RECORDS FOR PROCESSING START

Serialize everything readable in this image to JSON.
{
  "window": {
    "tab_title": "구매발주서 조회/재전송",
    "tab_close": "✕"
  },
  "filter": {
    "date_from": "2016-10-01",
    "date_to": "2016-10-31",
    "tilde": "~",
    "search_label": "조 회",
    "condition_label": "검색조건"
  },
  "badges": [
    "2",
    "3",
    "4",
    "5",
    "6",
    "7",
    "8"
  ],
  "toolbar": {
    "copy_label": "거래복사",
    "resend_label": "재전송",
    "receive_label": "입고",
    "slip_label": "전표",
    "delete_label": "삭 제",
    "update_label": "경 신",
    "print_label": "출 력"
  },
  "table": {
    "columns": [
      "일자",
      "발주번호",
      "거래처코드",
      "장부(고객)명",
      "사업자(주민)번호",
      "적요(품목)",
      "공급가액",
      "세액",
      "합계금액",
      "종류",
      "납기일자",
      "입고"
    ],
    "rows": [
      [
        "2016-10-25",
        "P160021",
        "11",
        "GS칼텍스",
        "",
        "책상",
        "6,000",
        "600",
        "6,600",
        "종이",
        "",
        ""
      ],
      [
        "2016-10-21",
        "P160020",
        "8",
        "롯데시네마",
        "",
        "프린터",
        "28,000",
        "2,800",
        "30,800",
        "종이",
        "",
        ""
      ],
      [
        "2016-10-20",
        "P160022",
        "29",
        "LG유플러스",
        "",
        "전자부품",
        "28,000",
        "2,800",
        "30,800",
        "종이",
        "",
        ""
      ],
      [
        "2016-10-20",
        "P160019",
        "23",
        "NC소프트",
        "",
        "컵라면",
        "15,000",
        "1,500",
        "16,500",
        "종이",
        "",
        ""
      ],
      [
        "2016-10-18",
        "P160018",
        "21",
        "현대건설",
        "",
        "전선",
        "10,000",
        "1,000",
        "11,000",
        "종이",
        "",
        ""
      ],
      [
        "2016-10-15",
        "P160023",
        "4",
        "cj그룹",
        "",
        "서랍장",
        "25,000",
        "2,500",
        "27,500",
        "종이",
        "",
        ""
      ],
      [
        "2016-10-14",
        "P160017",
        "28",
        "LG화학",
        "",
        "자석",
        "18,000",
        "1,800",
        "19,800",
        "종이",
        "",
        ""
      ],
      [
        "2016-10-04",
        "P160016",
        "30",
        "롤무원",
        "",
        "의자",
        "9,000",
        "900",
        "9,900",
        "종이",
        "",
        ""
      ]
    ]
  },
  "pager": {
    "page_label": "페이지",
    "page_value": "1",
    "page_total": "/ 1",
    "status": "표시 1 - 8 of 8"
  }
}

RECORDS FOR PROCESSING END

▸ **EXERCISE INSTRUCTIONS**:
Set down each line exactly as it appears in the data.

▸ **ANSWER SECTION**:
Serialize everything readable in this image to JSON.
{
  "window": {
    "tab_title": "구매발주서 조회/재전송",
    "tab_close": "✕"
  },
  "filter": {
    "date_from": "2016-10-01",
    "date_to": "2016-10-31",
    "tilde": "~",
    "search_label": "조 회",
    "condition_label": "검색조건"
  },
  "badges": [
    "2",
    "3",
    "4",
    "5",
    "6",
    "7",
    "8"
  ],
  "toolbar": {
    "copy_label": "거래복사",
    "resend_label": "재전송",
    "receive_label": "입고",
    "slip_label": "전표",
    "delete_label": "삭 제",
    "update_label": "경 신",
    "print_label": "출 력"
  },
  "table": {
    "columns": [
      "일자",
      "발주번호",
      "거래처코드",
      "장부(고객)명",
      "사업자(주민)번호",
      "적요(품목)",
      "공급가액",
      "세액",
      "합계금액",
      "종류",
      "납기일자",
      "입고"
    ],
    "rows": [
      [
        "2016-10-25",
        "P160021",
        "11",
        "GS칼텍스",
        "",
        "책상",
        "6,000",
        "600",
        "6,600",
        "종이",
        "",
        ""
      ],
      [
        "2016-10-21",
        "P160020",
        "8",
        "롯데시네마",
        "",
        "프린터",
        "28,000",
        "2,800",
        "30,800",
        "종이",
        "",
        ""
      ],
      [
        "2016-10-20",
        "P160022",
        "29",
        "LG유플러스",
        "",
        "전자부품",
        "28,000",
        "2,800",
        "30,800",
        "종이",
        "",
        ""
      ],
      [
        "2016-10-20",
        "P160019",
        "23",
        "NC소프트",
        "",
        "컵라면",
        "15,000",
        "1,500",
        "16,500",
        "종이",
        "",
        ""
      ],
      [
        "2016-10-18",
        "P160018",
        "21",
        "현대건설",
        "",
        "전선",
        "10,000",
        "1,000",
        "11,000",
        "종이",
        "",
        ""
      ],
      [
        "2016-10-15",
        "P160023",
        "4",
        "cj그룹",
        "",
        "서랍장",
        "25,000",
        "2,500",
        "27,500",
        "종이",
        "",
        ""
      ],
      [
        "2016-10-14",
        "P160017",
        "28",
        "LG화학",
        "",
        "자석",
        "18,000",
        "1,800",
        "19,800",
        "종이",
        "",
        ""
      ],
      [
        "2016-10-04",
        "P160016",
        "30",
        "롤무원",
        "",
        "의자",
        "9,000",
        "900",
        "9,900",
        "종이",
        "",
        ""
      ]
    ]
  },
  "pager": {
    "page_label": "페이지",
    "page_value": "1",
    "page_total": "/ 1",
    "status": "표시 1 - 8 of 8"
  }
}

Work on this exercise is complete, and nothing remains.